Of these, 166 occurred last month, 27 more than in September 2019.
Across England and Wales, 453,026 deaths were recorded by the end of September – 62,104 (16%) more than in 2019.
The monthly total for September 2020 (42,432) was 6% more than in 2019, and the first time since April, during the first peak of the pandemic, that the monthly tally has increased.
Separate ONS figures show the age-standardised mortality rate in September due to Covid-19 was 12.6 per 100,000 people in England.
Age-standardised mortality rates are used to allow comparisons between populations that may contain different proportions of people of different ages.
This figure was up from 7.2 per 100,000 in August and is the first increase since April.
But the figure is still much lower than the peak of the virus in April when it was 623.2 deaths per 100,000 people.
The ONS said: “In September 2020, the number of deaths and mortality rate due to Covid-19 remained significantly below levels seen in March 2020 – the first month a Covid-19 death was registered in England and Wales.

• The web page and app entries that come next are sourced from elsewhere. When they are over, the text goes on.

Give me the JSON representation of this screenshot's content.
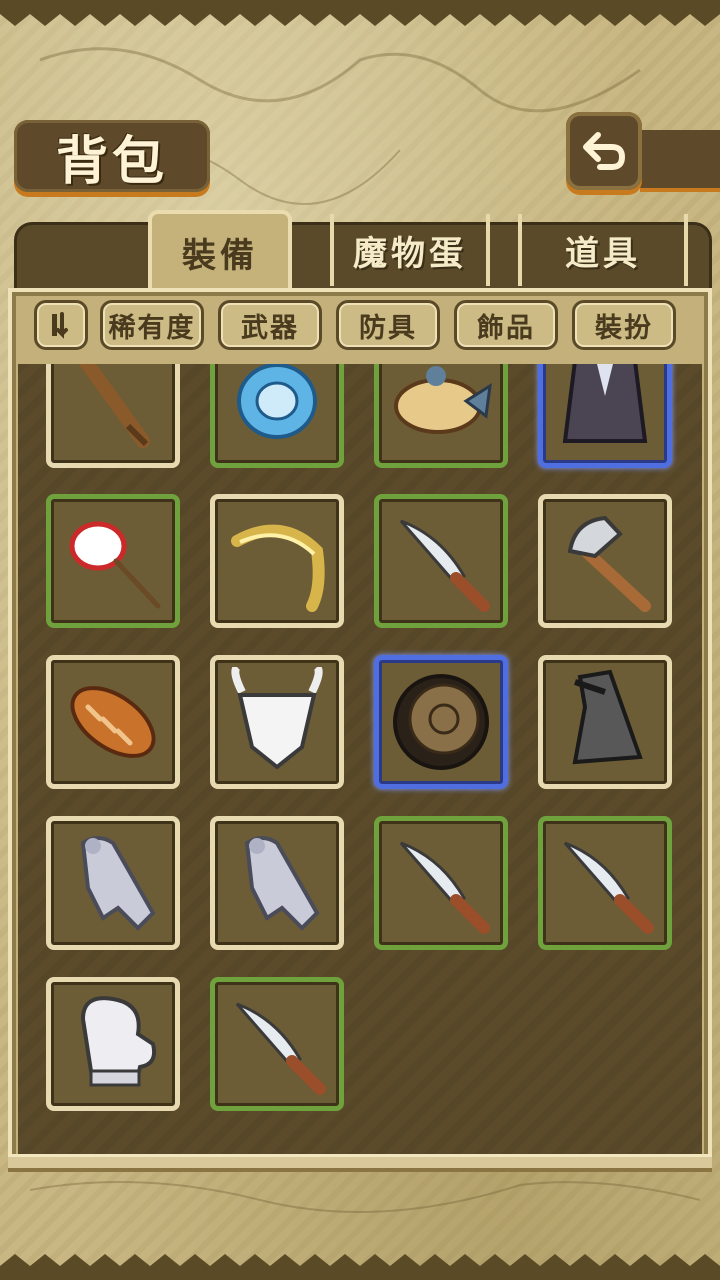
{
  "header": {
    "title": "背包",
    "back_icon": "return-arrow-icon"
  },
  "tabs": [
    {
      "label": "裝備",
      "active": true
    },
    {
      "label": "魔物蛋",
      "active": false
    },
    {
      "label": "道具",
      "active": false
    }
  ],
  "filters": {
    "sort_icon": "sort-toggle-icon",
    "items": [
      {
        "label": "稀有度"
      },
      {
        "label": "武器"
      },
      {
        "label": "防具"
      },
      {
        "label": "飾品"
      },
      {
        "label": "裝扮"
      }
    ]
  },
  "inventory": {
    "rows": [
      [
        {
          "item": "wooden-club-icon",
          "rarity": "common"
        },
        {
          "item": "blue-ring-icon",
          "rarity": "uncommon"
        },
        {
          "item": "fish-pie-icon",
          "rarity": "uncommon"
        },
        {
          "item": "suit-jacket-icon",
          "rarity": "rare"
        }
      ],
      [
        {
          "item": "bug-net-icon",
          "rarity": "uncommon"
        },
        {
          "item": "golden-feather-icon",
          "rarity": "common"
        },
        {
          "item": "knife-icon",
          "rarity": "uncommon"
        },
        {
          "item": "hammer-icon",
          "rarity": "common"
        }
      ],
      [
        {
          "item": "bread-icon",
          "rarity": "common"
        },
        {
          "item": "bone-armor-icon",
          "rarity": "common"
        },
        {
          "item": "ancient-medallion-icon",
          "rarity": "rare"
        },
        {
          "item": "grey-cloak-icon",
          "rarity": "common"
        }
      ],
      [
        {
          "item": "stone-statue-icon",
          "rarity": "common"
        },
        {
          "item": "stone-statue-icon",
          "rarity": "common"
        },
        {
          "item": "knife-icon",
          "rarity": "uncommon"
        },
        {
          "item": "knife-icon",
          "rarity": "uncommon"
        }
      ],
      [
        {
          "item": "mitten-icon",
          "rarity": "common"
        },
        {
          "item": "knife-icon",
          "rarity": "uncommon"
        }
      ]
    ]
  },
  "colors": {
    "common_border": "#e7dab0",
    "uncommon_border": "#6fa23c",
    "rare_border": "#4f6fe0",
    "panel": "#5b4b2b",
    "accent_shadow": "#c77a1e"
  }
}
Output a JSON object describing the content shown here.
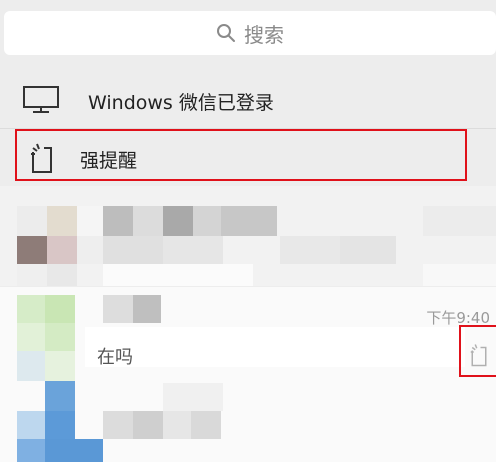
{
  "search": {
    "placeholder": "搜索",
    "icon": "search-icon"
  },
  "session_rows": [
    {
      "label": "Windows 微信已登录",
      "icon": "desktop-monitor-icon"
    },
    {
      "label": "强提醒",
      "icon": "strong-reminder-icon"
    }
  ],
  "chat": {
    "time": "下午9:40",
    "preview": "在吗",
    "status_icon": "strong-reminder-icon"
  },
  "colors": {
    "highlight": "#e0111a",
    "background": "#ededed",
    "row": "#ffffff"
  }
}
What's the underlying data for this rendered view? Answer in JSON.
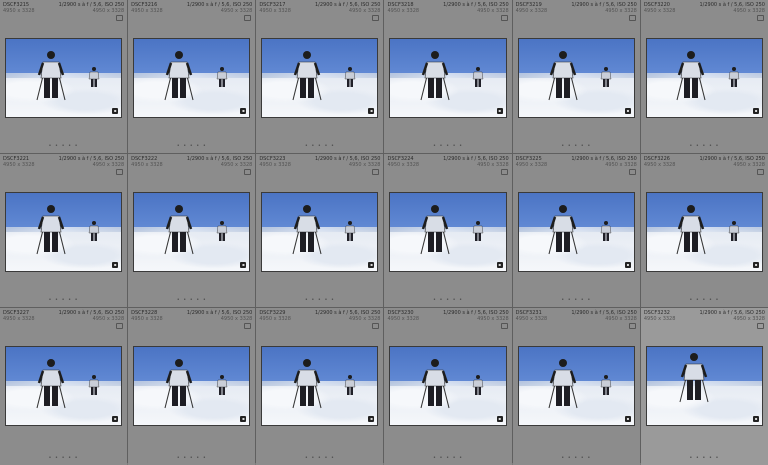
{
  "library": {
    "photos": [
      {
        "filename": "DSCF3215",
        "exif": "1/2900 s à f / 5,6, ISO 250",
        "dims": "4950 x 3328"
      },
      {
        "filename": "DSCF3216",
        "exif": "1/2900 s à f / 5,6, ISO 250",
        "dims": "4950 x 3328"
      },
      {
        "filename": "DSCF3217",
        "exif": "1/2900 s à f / 5,6, ISO 250",
        "dims": "4950 x 3328"
      },
      {
        "filename": "DSCF3218",
        "exif": "1/2900 s à f / 5,6, ISO 250",
        "dims": "4950 x 3328"
      },
      {
        "filename": "DSCF3219",
        "exif": "1/2900 s à f / 5,6, ISO 250",
        "dims": "4950 x 3328"
      },
      {
        "filename": "DSCF3220",
        "exif": "1/2900 s à f / 5,6, ISO 250",
        "dims": "4950 x 3328"
      },
      {
        "filename": "DSCF3221",
        "exif": "1/2900 s à f / 5,6, ISO 250",
        "dims": "4950 x 3328"
      },
      {
        "filename": "DSCF3222",
        "exif": "1/2900 s à f / 5,6, ISO 250",
        "dims": "4950 x 3328"
      },
      {
        "filename": "DSCF3223",
        "exif": "1/2900 s à f / 5,6, ISO 250",
        "dims": "4950 x 3328"
      },
      {
        "filename": "DSCF3224",
        "exif": "1/2900 s à f / 5,6, ISO 250",
        "dims": "4950 x 3328"
      },
      {
        "filename": "DSCF3225",
        "exif": "1/2900 s à f / 5,6, ISO 250",
        "dims": "4950 x 3328"
      },
      {
        "filename": "DSCF3226",
        "exif": "1/2900 s à f / 5,6, ISO 250",
        "dims": "4950 x 3328"
      },
      {
        "filename": "DSCF3227",
        "exif": "1/2900 s à f / 5,6, ISO 250",
        "dims": "4950 x 3328"
      },
      {
        "filename": "DSCF3228",
        "exif": "1/2900 s à f / 5,6, ISO 250",
        "dims": "4950 x 3328"
      },
      {
        "filename": "DSCF3229",
        "exif": "1/2900 s à f / 5,6, ISO 250",
        "dims": "4950 x 3328"
      },
      {
        "filename": "DSCF3230",
        "exif": "1/2900 s à f / 5,6, ISO 250",
        "dims": "4950 x 3328"
      },
      {
        "filename": "DSCF3231",
        "exif": "1/2900 s à f / 5,6, ISO 250",
        "dims": "4950 x 3328"
      },
      {
        "filename": "DSCF3232",
        "exif": "1/2900 s à f / 5,6, ISO 250",
        "dims": "4950 x 3328",
        "closeup": true
      }
    ],
    "footer_dots": "• • • • •",
    "colors": {
      "sky": "#4b74c4",
      "cell": "#8c8c8c",
      "grid": "#5f5f5f"
    },
    "icons": {
      "edited_badge": "edit-badge-icon",
      "flag": "flag-icon"
    }
  }
}
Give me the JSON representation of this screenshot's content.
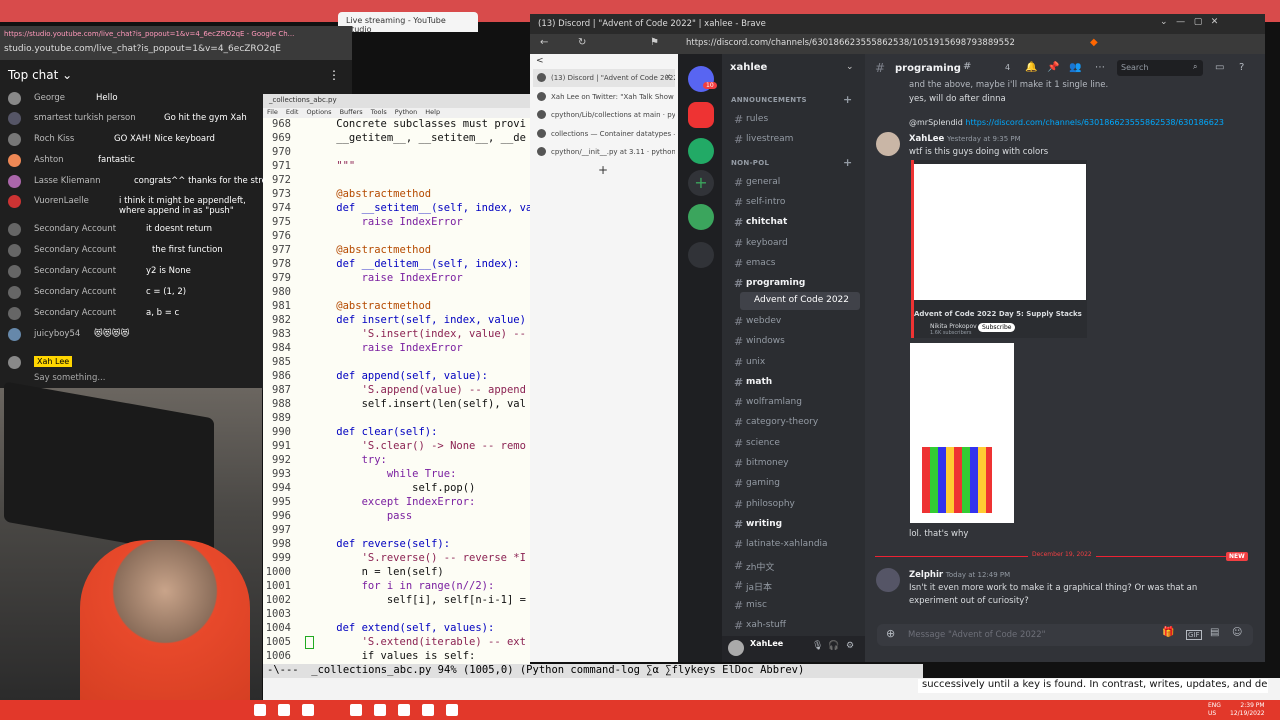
{
  "windows": {
    "youtube_tab": "Live streaming - YouTube Studio",
    "chat_popup_url": "studio.youtube.com/live_chat?is_popout=1&v=4_6ecZRO2qE",
    "chat_popup_title": "https://studio.youtube.com/live_chat?is_popout=1&v=4_6ecZRO2qE - Google Ch...",
    "brave_title": "(13) Discord | \"Advent of Code 2022\" | xahlee - Brave",
    "brave_url": "https://discord.com/channels/630186623555862538/1051915698793889552"
  },
  "chat": {
    "header": "Top chat",
    "messages": [
      {
        "author": "George",
        "text": "Hello"
      },
      {
        "author": "smartest turkish person",
        "text": "Go hit the gym Xah"
      },
      {
        "author": "Roch Kiss",
        "text": "GO XAH! Nice keyboard"
      },
      {
        "author": "Ashton",
        "text": "fantastic"
      },
      {
        "author": "Lasse Kliemann",
        "text": "congrats^^ thanks for the streams."
      },
      {
        "author": "VuorenLaelle",
        "text": "i think it might be appendleft, where append in as \"push\""
      },
      {
        "author": "Secondary Account",
        "text": "it doesnt return"
      },
      {
        "author": "Secondary Account",
        "text": "the first function"
      },
      {
        "author": "Secondary Account",
        "text": "y2 is None"
      },
      {
        "author": "Secondary Account",
        "text": "c = (1, 2)"
      },
      {
        "author": "Secondary Account",
        "text": "a, b = c"
      },
      {
        "author": "juicyboy54",
        "text": "😻😻😻😻"
      }
    ],
    "current_user": "Xah Lee",
    "input_placeholder": "Say something..."
  },
  "emacs": {
    "title": "_collections_abc.py",
    "menu": [
      "File",
      "Edit",
      "Options",
      "Buffers",
      "Tools",
      "Python",
      "Help"
    ],
    "lines": [
      {
        "n": "968",
        "t": "    Concrete subclasses must provi"
      },
      {
        "n": "969",
        "t": "    __getitem__, __setitem__, __de"
      },
      {
        "n": "970",
        "t": ""
      },
      {
        "n": "971",
        "t": "    \"\"\""
      },
      {
        "n": "972",
        "t": ""
      },
      {
        "n": "973",
        "t": "    @abstractmethod"
      },
      {
        "n": "974",
        "t": "    def __setitem__(self, index, va"
      },
      {
        "n": "975",
        "t": "        raise IndexError"
      },
      {
        "n": "976",
        "t": ""
      },
      {
        "n": "977",
        "t": "    @abstractmethod"
      },
      {
        "n": "978",
        "t": "    def __delitem__(self, index):"
      },
      {
        "n": "979",
        "t": "        raise IndexError"
      },
      {
        "n": "980",
        "t": ""
      },
      {
        "n": "981",
        "t": "    @abstractmethod"
      },
      {
        "n": "982",
        "t": "    def insert(self, index, value)"
      },
      {
        "n": "983",
        "t": "        'S.insert(index, value) --"
      },
      {
        "n": "984",
        "t": "        raise IndexError"
      },
      {
        "n": "985",
        "t": ""
      },
      {
        "n": "986",
        "t": "    def append(self, value):"
      },
      {
        "n": "987",
        "t": "        'S.append(value) -- append"
      },
      {
        "n": "988",
        "t": "        self.insert(len(self), val"
      },
      {
        "n": "989",
        "t": ""
      },
      {
        "n": "990",
        "t": "    def clear(self):"
      },
      {
        "n": "991",
        "t": "        'S.clear() -> None -- remo"
      },
      {
        "n": "992",
        "t": "        try:"
      },
      {
        "n": "993",
        "t": "            while True:"
      },
      {
        "n": "994",
        "t": "                self.pop()"
      },
      {
        "n": "995",
        "t": "        except IndexError:"
      },
      {
        "n": "996",
        "t": "            pass"
      },
      {
        "n": "997",
        "t": ""
      },
      {
        "n": "998",
        "t": "    def reverse(self):"
      },
      {
        "n": "999",
        "t": "        'S.reverse() -- reverse *I"
      },
      {
        "n": "1000",
        "t": "        n = len(self)"
      },
      {
        "n": "1001",
        "t": "        for i in range(n//2):"
      },
      {
        "n": "1002",
        "t": "            self[i], self[n-i-1] ="
      },
      {
        "n": "1003",
        "t": ""
      },
      {
        "n": "1004",
        "t": "    def extend(self, values):"
      },
      {
        "n": "1005",
        "t": "        'S.extend(iterable) -- ext"
      },
      {
        "n": "1006",
        "t": "        if values is self:"
      }
    ],
    "modeline": "-\\---  _collections_abc.py 94% (1005,0) (Python command-log ∑α ∑flykeys ElDoc Abbrev)",
    "docline": "successively until a key is found. In contrast, writes, updates, and deletions"
  },
  "brave_tabs": [
    {
      "label": "(13) Discord | \"Advent of Code 2022\"",
      "active": true
    },
    {
      "label": "Xah Lee on Twitter: \"Xah Talk Show To...",
      "active": false
    },
    {
      "label": "cpython/Lib/collections at main · pyth...",
      "active": false
    },
    {
      "label": "collections — Container datatypes —...",
      "active": false
    },
    {
      "label": "cpython/__init__.py at 3.11 · python/cp...",
      "active": false
    }
  ],
  "discord": {
    "server": "xahlee",
    "badge": "10",
    "categories": [
      {
        "name": "ANNOUNCEMENTS",
        "channels": [
          "rules",
          "livestream"
        ]
      },
      {
        "name": "NON-POL",
        "channels": [
          "general",
          "self-intro",
          "chitchat",
          "keyboard",
          "emacs",
          "programing"
        ]
      }
    ],
    "thread": "Advent of Code 2022",
    "more_channels": [
      "webdev",
      "windows",
      "unix",
      "math",
      "wolframlang",
      "category-theory",
      "science",
      "bitmoney",
      "gaming",
      "philosophy",
      "writing",
      "latinate-xahlandia",
      "zh中文",
      "ja日本",
      "misc",
      "xah-stuff"
    ],
    "header_channel": "programing",
    "header_thread_count": "4",
    "search_placeholder": "Search",
    "messages": {
      "partial_1": "and the above, maybe i'll make it 1 single line.",
      "partial_2": "yes, will do after dinna",
      "reply_to": "@mrSplendid",
      "reply_link": "https://discord.com/channels/630186623555862538/630186623",
      "m1_author": "XahLee",
      "m1_time": "Yesterday at 9:35 PM",
      "m1_text": "wtf is this guys doing with colors",
      "embed_title": "Advent of Code 2022 Day 5: Supply Stacks",
      "embed_channel": "Nikita Prokopov",
      "embed_subs": "1.6K subscribers",
      "embed_subscribe": "Subscribe",
      "m1_text2": "lol. that's why",
      "date_divider": "December 19, 2022",
      "new_label": "NEW",
      "m2_author": "Zelphir",
      "m2_time": "Today at 12:49 PM",
      "m2_text_1": "Isn't it even more work to make it a graphical thing? Or was that an",
      "m2_text_2": "experiment out of curiosity?"
    },
    "input_placeholder": "Message \"Advent of Code 2022\"",
    "user": "XahLee"
  },
  "taskbar": {
    "lang": "ENG",
    "region": "US",
    "time": "2:39 PM",
    "date": "12/19/2022"
  }
}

“However, the mortality rate due to Covid-19 was significantly higher in England in September 2020 compared with the previous month, August 2020."
Deaths that were "due to Covid-19" were the 19th most common cause of death in England last month, and the 24th most in Wales.
These are different from those “involving Covid-19”, which includes those where the virus is mentioned anywhere on a death certificate.
Professor Kevin McConway, emeritus professor of applied statistics at The Open University, said the increase in deaths from August to September in England and Wales was "definitely not" due to deaths directly caused by coronavirus.
He said: "In both countries, the most common cause of death is dementia and Alzheimer’s disease, which is typical for this time of year, and indeed this has been the leading cause of death over the whole year since 2015.
"In England, the death rates from most of the top 10 causes are actually lower than the five-year average, though in most cases the difference is too small to conclude that things have really changed.
"The biggest difference is in deaths whose underlying cause was influenza and pneumonia combined, where the death rate was 27.7% lower than the five-year average. That’s a really big drop."
The ONS said this might have been because deaths from influenza and pneumonia occurred earlier than normal in 2020, but Prof McConway suggested the use of social distancing from older people may have contributed as well.
A Department of Health and Social Care spokeswoman said: “Every death is a tragedy and our deepest sympathies go to the families and loved ones of those who have died.
“Throughout the global pandemic the NHS has remained open for urgent care and we continue to urge anyone who needs healthcare to come forward.”